Group movement is often governed by simple, decentralized rules. From swarming locusts to crowds of commuters, self-organization often eliminates the need for a more explicit form of coordination. Passive, local cues, however, cannot explain group movement in many circumstances, especially among populations exhibiting low spatial cohesion and highly differentiated social relationships. The research presented in this dissertation examines communication and travel patterns of wild bonobos (Pan paniscus), a species of great ape with a highly fluid ‘fission-fusion’ social structure, in which individuals from a single social group regularly divide into smaller subgroups (‘parties’). In Chapters 1 and 2, we investigate the long-distance vocalizations that bonobos use to communicate between separated parties. We find that call combinations, but not single call types alone, were associated with particular patterns of inter-party movement. Specifically, individuals who were highly motivated to approach and join another party produced ‘whistle-high hoot’ combinations, while individuals motivated to recruit others to their own party produced distinct ‘low hoot-high hoot’ combinations. In Chapter 3, we turn our focus to ‘branch drag’ displays, a form of within-party communication. Bonobos performed these displays before traveling to distant feeding trees, but not prior to shorter bouts of travel, thus potentially providing individuals with information about subsequent group movement. Results from all three chapters demonstrate that bonobos use particular signals to facilitate movement patterns that are typical of fission-fusion societies. Furthermore, we suggest that the unpredictable nature of such a social structure may have favored individuals who are able to flexibly produce signals related to movement in order decrease the uncertainty associated with fission-fusion dynamics, and thereby reduce the costs of group coordination.

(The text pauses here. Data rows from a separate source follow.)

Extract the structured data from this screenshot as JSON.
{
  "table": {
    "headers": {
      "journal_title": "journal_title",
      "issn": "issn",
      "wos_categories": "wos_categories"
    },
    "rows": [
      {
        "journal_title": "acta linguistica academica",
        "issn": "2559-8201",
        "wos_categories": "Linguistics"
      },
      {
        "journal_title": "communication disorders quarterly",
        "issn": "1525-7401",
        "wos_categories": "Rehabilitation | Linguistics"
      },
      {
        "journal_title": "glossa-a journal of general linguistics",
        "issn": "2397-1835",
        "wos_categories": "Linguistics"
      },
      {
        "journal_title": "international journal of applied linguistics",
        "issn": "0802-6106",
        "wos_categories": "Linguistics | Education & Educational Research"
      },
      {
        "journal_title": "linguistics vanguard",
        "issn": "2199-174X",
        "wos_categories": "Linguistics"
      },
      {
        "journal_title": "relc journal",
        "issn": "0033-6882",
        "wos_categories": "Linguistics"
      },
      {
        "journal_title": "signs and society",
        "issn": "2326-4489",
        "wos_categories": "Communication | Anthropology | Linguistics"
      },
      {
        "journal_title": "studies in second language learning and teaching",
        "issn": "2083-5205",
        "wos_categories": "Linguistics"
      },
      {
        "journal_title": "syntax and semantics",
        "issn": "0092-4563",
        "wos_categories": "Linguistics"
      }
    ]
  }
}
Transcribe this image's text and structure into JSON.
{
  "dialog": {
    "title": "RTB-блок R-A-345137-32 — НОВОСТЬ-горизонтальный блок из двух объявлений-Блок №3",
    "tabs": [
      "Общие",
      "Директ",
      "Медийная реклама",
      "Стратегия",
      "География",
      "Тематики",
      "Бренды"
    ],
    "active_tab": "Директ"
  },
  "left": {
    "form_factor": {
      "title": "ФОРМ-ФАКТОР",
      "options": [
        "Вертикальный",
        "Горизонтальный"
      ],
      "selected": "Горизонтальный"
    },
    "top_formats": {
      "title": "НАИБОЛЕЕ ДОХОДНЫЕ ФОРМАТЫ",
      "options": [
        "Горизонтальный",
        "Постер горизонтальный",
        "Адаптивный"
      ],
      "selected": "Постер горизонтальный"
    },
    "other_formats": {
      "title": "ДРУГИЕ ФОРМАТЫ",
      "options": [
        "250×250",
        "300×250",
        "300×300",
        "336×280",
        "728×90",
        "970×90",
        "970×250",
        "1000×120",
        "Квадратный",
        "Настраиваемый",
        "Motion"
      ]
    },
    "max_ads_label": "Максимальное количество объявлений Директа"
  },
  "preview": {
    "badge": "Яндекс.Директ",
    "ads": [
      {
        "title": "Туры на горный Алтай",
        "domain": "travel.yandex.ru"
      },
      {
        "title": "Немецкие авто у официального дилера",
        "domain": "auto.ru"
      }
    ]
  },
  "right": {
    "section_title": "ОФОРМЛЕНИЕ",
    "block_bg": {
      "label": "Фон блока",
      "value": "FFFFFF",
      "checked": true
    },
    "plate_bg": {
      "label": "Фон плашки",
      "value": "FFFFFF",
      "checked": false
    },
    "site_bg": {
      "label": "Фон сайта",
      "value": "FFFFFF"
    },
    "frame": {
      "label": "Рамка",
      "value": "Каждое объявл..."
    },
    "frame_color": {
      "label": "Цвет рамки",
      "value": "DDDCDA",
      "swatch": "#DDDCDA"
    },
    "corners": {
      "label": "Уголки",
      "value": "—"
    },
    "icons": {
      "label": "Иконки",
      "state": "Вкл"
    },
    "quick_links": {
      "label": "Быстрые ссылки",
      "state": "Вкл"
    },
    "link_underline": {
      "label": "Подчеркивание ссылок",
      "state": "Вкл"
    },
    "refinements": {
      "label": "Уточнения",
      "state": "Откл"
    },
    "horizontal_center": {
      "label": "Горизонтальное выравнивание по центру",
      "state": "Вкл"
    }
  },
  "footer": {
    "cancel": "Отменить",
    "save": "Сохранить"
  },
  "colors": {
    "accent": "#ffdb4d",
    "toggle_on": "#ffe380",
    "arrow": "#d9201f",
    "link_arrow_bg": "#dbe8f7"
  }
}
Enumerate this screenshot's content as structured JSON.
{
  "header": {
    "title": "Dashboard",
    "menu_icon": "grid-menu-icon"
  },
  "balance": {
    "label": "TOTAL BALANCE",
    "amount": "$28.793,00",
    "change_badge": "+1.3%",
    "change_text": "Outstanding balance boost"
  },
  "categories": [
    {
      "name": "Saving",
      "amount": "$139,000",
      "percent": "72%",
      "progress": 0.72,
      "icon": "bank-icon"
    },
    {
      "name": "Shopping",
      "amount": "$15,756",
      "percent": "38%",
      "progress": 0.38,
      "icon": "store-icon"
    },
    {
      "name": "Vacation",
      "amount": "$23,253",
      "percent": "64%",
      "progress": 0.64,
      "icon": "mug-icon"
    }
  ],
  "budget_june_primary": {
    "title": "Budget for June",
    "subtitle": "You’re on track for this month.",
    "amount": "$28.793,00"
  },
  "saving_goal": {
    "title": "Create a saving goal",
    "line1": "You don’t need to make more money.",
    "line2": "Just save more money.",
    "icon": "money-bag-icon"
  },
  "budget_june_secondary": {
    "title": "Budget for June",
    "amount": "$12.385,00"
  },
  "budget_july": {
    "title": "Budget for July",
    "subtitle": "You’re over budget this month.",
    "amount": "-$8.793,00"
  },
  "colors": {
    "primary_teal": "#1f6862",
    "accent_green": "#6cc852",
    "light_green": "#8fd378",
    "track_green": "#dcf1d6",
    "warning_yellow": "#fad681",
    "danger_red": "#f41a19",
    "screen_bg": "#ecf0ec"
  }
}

Schamberg, Isaac, "Communication and travel coordination in wild bonobos" (2016). Dissertations available from ProQuest. AAI10191578.